Advent makes me think about the end of life and its measure. In The Imitation of Christ, St. Thomas á Kempis wrote: “When we stand before the Judge Eternal, he will not ask what we said but what we did.” Advent-living forces me to think about the eternal consequences of my actions. Christmas-living lets me live in a fantasy world until January when the credit card bills come due.
 
The ultimate Advent message is to get ready for Judgment Day. Watch your actions, cram for your finals, love God and neighbor, serve the poor, give away earthly treasures to gain heavenly ones, be good stewards of planet earth, and love, love, love! There’s more, of course, but that’s enough for today and tomorrow ad infinitum.
 
Someone summed it up well when they asked these questions: “When you stand at the Pearly Gates, would you rather be told you believed too much or you believed too little? When you stand at the Pearly Gates, would you rather be told you cared too much or you cared too little? When you stand at the Pearly Gates, would you rather be told you tried too hard or you didn’t try hard enough? When you stand at the Pearly Gates, would you rather be told you were too forgiving or you were too judgmental?
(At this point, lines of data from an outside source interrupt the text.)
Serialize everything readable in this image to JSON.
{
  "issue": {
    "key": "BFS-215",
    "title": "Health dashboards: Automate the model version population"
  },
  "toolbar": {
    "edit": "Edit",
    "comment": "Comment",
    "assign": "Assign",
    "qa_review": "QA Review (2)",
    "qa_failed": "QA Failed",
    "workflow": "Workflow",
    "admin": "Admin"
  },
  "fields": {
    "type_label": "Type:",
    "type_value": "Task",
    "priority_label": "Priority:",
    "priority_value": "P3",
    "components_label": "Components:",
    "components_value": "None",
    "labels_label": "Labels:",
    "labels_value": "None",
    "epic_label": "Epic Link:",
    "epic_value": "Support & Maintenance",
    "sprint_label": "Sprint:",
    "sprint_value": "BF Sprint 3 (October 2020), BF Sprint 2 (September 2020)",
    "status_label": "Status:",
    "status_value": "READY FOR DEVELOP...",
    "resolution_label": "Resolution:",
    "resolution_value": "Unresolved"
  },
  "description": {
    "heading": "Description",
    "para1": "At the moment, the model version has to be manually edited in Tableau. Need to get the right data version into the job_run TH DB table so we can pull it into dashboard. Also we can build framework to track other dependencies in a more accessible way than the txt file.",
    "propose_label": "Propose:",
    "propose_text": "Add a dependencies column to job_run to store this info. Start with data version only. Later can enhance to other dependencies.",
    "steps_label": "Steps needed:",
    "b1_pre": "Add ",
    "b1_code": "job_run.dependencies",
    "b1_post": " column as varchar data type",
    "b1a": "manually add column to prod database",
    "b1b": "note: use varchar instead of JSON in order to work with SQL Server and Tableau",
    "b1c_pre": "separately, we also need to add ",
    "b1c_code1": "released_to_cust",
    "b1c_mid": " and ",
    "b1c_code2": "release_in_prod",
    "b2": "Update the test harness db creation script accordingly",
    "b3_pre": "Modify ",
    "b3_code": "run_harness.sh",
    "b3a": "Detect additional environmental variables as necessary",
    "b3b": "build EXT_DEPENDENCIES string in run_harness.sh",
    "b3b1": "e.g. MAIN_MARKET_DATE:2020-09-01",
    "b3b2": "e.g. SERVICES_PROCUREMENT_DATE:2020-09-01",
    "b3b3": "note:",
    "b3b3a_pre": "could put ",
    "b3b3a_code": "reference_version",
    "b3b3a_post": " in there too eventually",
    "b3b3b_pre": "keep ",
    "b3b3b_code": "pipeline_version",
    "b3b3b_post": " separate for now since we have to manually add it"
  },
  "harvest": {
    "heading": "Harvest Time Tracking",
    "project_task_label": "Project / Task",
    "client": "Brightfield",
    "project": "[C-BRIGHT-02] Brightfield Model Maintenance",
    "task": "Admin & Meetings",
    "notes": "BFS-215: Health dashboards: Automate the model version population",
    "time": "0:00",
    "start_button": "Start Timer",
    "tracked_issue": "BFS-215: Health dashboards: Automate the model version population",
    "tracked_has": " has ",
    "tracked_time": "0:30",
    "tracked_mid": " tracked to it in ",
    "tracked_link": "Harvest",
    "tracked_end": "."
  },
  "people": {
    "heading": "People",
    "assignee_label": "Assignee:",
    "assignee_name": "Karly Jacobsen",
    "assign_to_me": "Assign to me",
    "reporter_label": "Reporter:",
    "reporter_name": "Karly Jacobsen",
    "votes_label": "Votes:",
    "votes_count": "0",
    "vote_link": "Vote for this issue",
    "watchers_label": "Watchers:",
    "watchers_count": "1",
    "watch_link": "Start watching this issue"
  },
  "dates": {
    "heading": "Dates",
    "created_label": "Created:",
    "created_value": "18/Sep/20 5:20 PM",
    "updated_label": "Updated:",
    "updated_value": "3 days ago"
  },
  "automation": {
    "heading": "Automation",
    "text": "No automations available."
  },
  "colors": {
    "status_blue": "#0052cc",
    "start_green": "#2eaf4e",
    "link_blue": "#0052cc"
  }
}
When you stand at the Pearly Gates, would you rather be told, “Well done, thou hyper-hopeful and risk-taking servant,” or “Well done, thou sober and play-it-safe servant”? Judgment Day is coming, ready or not.